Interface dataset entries
▽

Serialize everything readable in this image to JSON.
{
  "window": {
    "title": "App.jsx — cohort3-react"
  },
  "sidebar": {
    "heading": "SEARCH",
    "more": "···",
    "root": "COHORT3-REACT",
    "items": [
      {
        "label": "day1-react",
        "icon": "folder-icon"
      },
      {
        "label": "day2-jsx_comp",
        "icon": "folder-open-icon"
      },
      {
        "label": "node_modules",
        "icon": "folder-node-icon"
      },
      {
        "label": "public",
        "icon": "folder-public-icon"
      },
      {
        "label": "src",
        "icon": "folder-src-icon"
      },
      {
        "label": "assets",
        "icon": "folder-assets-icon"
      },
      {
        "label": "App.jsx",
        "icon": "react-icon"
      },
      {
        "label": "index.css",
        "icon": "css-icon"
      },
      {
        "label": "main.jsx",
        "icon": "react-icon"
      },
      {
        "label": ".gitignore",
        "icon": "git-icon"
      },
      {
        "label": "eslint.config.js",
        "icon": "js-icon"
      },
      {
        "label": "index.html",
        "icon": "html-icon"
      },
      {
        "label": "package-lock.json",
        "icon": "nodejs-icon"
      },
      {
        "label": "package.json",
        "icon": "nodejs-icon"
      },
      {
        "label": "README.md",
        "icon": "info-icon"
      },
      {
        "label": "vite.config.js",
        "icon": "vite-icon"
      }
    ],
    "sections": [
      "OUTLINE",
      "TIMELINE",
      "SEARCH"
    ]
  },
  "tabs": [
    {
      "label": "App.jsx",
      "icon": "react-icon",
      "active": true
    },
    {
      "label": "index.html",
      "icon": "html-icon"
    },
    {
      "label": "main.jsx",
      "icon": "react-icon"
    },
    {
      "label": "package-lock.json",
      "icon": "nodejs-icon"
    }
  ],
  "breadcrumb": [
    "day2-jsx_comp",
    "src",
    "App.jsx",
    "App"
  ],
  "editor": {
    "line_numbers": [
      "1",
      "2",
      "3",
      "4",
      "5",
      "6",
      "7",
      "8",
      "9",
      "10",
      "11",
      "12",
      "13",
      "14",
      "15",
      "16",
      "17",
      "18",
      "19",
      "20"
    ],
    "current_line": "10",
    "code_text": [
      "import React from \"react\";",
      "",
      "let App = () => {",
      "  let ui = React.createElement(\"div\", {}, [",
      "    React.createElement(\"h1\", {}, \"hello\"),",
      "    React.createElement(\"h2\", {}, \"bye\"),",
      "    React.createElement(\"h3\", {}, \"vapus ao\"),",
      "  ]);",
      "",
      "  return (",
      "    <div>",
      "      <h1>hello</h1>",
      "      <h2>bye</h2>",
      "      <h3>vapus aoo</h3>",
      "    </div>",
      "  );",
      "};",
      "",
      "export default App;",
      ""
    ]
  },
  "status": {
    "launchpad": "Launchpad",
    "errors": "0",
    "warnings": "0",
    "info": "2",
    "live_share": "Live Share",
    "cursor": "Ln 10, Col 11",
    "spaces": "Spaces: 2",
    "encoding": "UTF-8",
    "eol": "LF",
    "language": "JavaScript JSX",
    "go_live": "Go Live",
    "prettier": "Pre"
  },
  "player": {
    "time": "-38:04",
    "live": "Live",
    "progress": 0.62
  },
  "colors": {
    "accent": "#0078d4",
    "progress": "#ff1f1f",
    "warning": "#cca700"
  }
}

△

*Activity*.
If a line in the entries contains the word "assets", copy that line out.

*The answer*.
        "label": "assets",
        "icon": "folder-assets-icon"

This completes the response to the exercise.